# Work item
I'd like the entries that follow repeated exactly, with the pictures left out.

# Dataset records
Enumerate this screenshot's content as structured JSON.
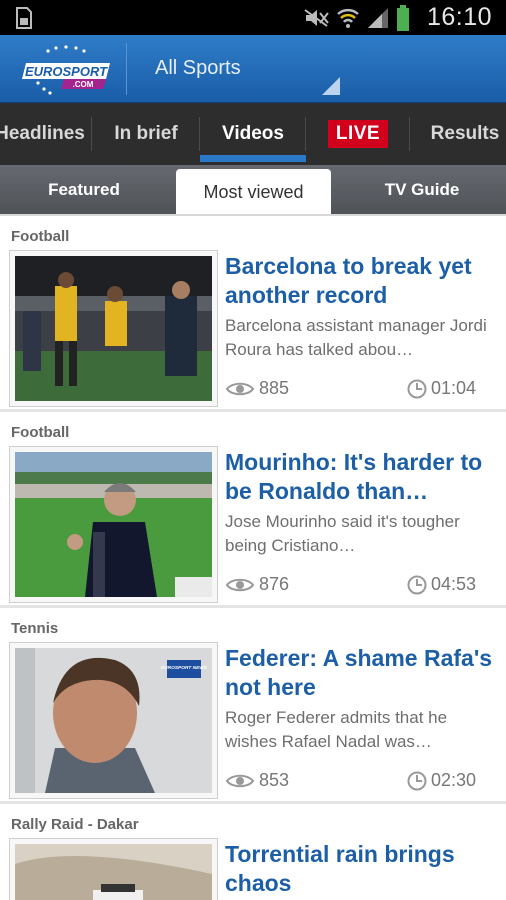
{
  "status_bar": {
    "time": "16:10",
    "icons": [
      "sd-card-icon",
      "mute-icon",
      "wifi-icon",
      "signal-icon",
      "battery-icon"
    ]
  },
  "header": {
    "logo_text_top": "EUROSPORT",
    "logo_text_bottom": ".COM",
    "section": "All Sports"
  },
  "main_tabs": [
    {
      "label": "Headlines"
    },
    {
      "label": "In brief"
    },
    {
      "label": "Videos",
      "active": true
    },
    {
      "label": "LIVE"
    },
    {
      "label": "Results"
    }
  ],
  "sub_tabs": [
    {
      "label": "Featured"
    },
    {
      "label": "Most viewed",
      "active": true
    },
    {
      "label": "TV Guide"
    }
  ],
  "articles": [
    {
      "category": "Football",
      "title": "Barcelona to break yet another record",
      "summary": "Barcelona assistant manager Jordi Roura has talked abou…",
      "views": "885",
      "duration": "01:04"
    },
    {
      "category": "Football",
      "title": "Mourinho: It's harder to be Ronaldo than…",
      "summary": "Jose Mourinho said it's tougher being Cristiano…",
      "views": "876",
      "duration": "04:53"
    },
    {
      "category": "Tennis",
      "title": "Federer: A shame Rafa's not here",
      "summary": "Roger Federer admits that he wishes Rafael Nadal was…",
      "views": "853",
      "duration": "02:30",
      "thumb_badge": "EUROSPORT NEWS"
    },
    {
      "category": "Rally Raid - Dakar",
      "title": "Torrential rain brings chaos",
      "summary": "",
      "views": "",
      "duration": ""
    }
  ],
  "colors": {
    "brand_blue": "#1d5fa7",
    "live_red": "#d1001c",
    "active_underline": "#2a79c9"
  }
}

# Result for this exercise
Enumerate this screenshot's content as structured JSON.
{
  "status_bar": {
    "time": "16:10",
    "icons": [
      "sd-card-icon",
      "mute-icon",
      "wifi-icon",
      "signal-icon",
      "battery-icon"
    ]
  },
  "header": {
    "logo_text_top": "EUROSPORT",
    "logo_text_bottom": ".COM",
    "section": "All Sports"
  },
  "main_tabs": [
    {
      "label": "Headlines"
    },
    {
      "label": "In brief"
    },
    {
      "label": "Videos",
      "active": true
    },
    {
      "label": "LIVE"
    },
    {
      "label": "Results"
    }
  ],
  "sub_tabs": [
    {
      "label": "Featured"
    },
    {
      "label": "Most viewed",
      "active": true
    },
    {
      "label": "TV Guide"
    }
  ],
  "articles": [
    {
      "category": "Football",
      "title": "Barcelona to break yet another record",
      "summary": "Barcelona assistant manager Jordi Roura has talked abou…",
      "views": "885",
      "duration": "01:04"
    },
    {
      "category": "Football",
      "title": "Mourinho: It's harder to be Ronaldo than…",
      "summary": "Jose Mourinho said it's tougher being Cristiano…",
      "views": "876",
      "duration": "04:53"
    },
    {
      "category": "Tennis",
      "title": "Federer: A shame Rafa's not here",
      "summary": "Roger Federer admits that he wishes Rafael Nadal was…",
      "views": "853",
      "duration": "02:30",
      "thumb_badge": "EUROSPORT NEWS"
    },
    {
      "category": "Rally Raid - Dakar",
      "title": "Torrential rain brings chaos",
      "summary": "",
      "views": "",
      "duration": ""
    }
  ],
  "colors": {
    "brand_blue": "#1d5fa7",
    "live_red": "#d1001c",
    "active_underline": "#2a79c9"
  }
}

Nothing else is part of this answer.